Lost Laowai: Where do you think a new learner should start, and is that where you started?
Brendan: The Johns (Pasden and Biesnecker — yes, I cheated by peeking) mention tones and Pinyin, and it’s pretty hard to go wrong with those. I’ve come increasingly to believe that it may actually be a mistake to start learning characters too early on: they subtly reinforce the popular but wrong notion that Chinese is “made of characters,” and by pulling learners’ attention towards the syllables that they represent, they might lead to unnatural pronunciation focusing on syllables rather than words. Then again, maybe not: Pinyin-only instruction is still kind of a new thing, and it’s too early to say whether or not it’ll help learners speak more naturally at the outset.
I think there’s probably something to be said for encountering other ways of romanizing Chinese early on. Not long after I started studying, I found a couple of old Yale textbooks in a second-hand shop. In the Yale romanization, the sound that Pinyin romanizes as “x-” is “sy-” — a less elegant, but slightly more accurate way of representing the sound. (Pro tip: make an ordinary “sh” sound, then put the tip of your tongue behind your bottom teeth.) The Yale textbook also had a good description of how to make the “ü” sound that so often gives native English speakers trouble. (Pro tip: make like you’re going to whistle.)
I often see people online arguing about the relative merits of simplified and traditional characters for learners. The arguments are crap on both sides: simplified characters are probably slightly less inhumane, but otherwise there aren’t that many differences between the two, despite how it may seem at first.
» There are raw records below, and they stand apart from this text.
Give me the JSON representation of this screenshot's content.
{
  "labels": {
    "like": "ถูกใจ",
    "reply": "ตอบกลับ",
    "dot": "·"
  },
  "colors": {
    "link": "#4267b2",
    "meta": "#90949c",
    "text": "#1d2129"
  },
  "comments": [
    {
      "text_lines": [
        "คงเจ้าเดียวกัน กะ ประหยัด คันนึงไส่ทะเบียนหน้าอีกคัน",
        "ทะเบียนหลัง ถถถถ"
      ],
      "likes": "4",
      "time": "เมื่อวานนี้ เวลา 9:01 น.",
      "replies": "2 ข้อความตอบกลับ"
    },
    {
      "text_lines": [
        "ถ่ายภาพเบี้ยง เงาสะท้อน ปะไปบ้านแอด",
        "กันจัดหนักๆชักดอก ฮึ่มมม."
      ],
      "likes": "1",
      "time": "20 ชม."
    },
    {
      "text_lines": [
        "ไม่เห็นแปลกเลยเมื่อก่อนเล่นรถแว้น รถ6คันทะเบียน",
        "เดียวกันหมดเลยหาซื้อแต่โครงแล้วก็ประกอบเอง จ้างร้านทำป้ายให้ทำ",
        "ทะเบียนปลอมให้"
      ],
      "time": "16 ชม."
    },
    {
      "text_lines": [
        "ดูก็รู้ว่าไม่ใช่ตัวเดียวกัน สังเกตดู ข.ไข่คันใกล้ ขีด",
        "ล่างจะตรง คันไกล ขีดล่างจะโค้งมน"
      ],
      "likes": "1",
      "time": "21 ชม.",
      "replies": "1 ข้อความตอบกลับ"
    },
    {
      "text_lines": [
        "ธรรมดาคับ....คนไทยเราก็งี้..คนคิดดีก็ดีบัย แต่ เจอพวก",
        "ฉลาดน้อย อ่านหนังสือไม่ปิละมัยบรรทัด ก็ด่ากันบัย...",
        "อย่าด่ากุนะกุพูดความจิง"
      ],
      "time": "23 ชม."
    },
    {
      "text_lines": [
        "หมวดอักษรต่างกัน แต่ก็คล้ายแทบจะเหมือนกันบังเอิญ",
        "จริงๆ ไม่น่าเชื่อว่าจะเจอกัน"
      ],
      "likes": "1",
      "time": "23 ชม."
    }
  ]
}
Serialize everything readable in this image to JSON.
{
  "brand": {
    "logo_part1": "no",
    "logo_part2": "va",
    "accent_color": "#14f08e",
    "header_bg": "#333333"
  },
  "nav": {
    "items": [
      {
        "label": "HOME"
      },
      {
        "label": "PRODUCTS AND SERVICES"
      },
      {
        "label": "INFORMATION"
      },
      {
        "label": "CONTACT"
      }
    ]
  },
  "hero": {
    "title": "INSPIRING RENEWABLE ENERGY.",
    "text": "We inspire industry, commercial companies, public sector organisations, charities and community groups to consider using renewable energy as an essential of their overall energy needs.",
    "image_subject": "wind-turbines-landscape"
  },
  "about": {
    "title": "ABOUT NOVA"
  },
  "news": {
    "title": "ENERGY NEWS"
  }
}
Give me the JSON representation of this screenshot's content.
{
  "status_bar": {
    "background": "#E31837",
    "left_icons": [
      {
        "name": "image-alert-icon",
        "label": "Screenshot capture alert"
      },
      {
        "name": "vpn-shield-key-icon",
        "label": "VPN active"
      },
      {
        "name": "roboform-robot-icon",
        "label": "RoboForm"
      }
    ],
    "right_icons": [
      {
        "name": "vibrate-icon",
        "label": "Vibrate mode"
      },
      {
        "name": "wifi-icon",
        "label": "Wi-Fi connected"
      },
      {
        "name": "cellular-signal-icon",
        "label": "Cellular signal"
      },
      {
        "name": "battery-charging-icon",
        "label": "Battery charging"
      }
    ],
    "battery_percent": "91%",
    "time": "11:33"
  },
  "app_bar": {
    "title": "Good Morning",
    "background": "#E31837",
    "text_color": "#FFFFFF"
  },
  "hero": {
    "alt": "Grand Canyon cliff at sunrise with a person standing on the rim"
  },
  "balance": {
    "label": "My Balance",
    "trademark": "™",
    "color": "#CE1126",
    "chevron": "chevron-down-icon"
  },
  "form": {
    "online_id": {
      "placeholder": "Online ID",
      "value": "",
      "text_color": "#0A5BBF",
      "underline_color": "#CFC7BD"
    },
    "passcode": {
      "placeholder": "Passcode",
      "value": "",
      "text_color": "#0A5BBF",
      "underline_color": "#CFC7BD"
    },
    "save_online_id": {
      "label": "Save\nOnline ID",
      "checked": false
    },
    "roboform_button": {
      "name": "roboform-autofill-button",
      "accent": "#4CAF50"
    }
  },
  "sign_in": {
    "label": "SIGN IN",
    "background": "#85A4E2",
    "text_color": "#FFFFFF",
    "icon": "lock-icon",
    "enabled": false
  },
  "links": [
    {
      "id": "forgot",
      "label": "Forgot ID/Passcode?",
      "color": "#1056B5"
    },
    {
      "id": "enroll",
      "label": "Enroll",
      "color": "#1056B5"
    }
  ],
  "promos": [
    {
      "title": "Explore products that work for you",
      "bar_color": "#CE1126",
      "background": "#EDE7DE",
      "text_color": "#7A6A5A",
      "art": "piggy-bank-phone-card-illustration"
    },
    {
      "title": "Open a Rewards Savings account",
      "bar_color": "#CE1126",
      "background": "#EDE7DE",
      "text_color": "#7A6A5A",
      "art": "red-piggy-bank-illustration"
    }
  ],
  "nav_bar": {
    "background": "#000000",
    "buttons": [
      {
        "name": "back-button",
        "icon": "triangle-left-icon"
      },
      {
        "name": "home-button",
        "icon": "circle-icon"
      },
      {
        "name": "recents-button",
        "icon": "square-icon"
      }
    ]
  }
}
Lost Laowai: What mistakes, if any, did you make when learning that you hope others can avoid?
Brendan: The dirty little secret of Chinese language learning (and instruction!) is that nobody learns the tones right the first time around, unless they’re really unusually gifted. A lot of that is just because tones are weird for those of us who come from languages that don’t use lexical tone; part of it, too, is that existing teaching materials don’t really do a very good job of teaching tones as they’re used in actual speech. (John Pasden’s tone pair drills should be required reference material for anyone writing a Mandarin textbook.)
Oh, man, this is going to sound really discouraging, but: there are some mistakes, like getting the tones wrong the first time, that I think everybody is going to have to make for themselves as part of their study, and then fix for themselves later. The good news is that once you’ve gotten to the point where you can see that you’re doing something wrong, it’s a lot easier to figure out how to do it right.
Lost Laowai: What are some of your favourite resources (online or off) for learning Chinese?
Brendan: After I’d been studying Chinese for about three years, my parents got me Wenlin for Christmas and I started using it to read real-world Chinese texts on my own. It’s no longer the only game in town for Chinese students, but it’s still probably the tool I use most often when I’m working.
Pleco offers the same ABC dictionary (among others) and a whole bunch more goodies (OCR through your camera phone? So this is what the 21st century’s going to be like!) in mobile form. Nciku is a very useful resource for technical terms and English-Chinese (which Wenlin is nearly useless for); Adso is good for helping to make sense of particularly torturous sentences; International Scientific’s online interface to the 说文解字 and to scans of seal, bronze, and oracle forms of characters is hours of fun; Baidu Zhidao, which I mentioned above, is great for any kind of new coinage, meme, or line of film dialogue.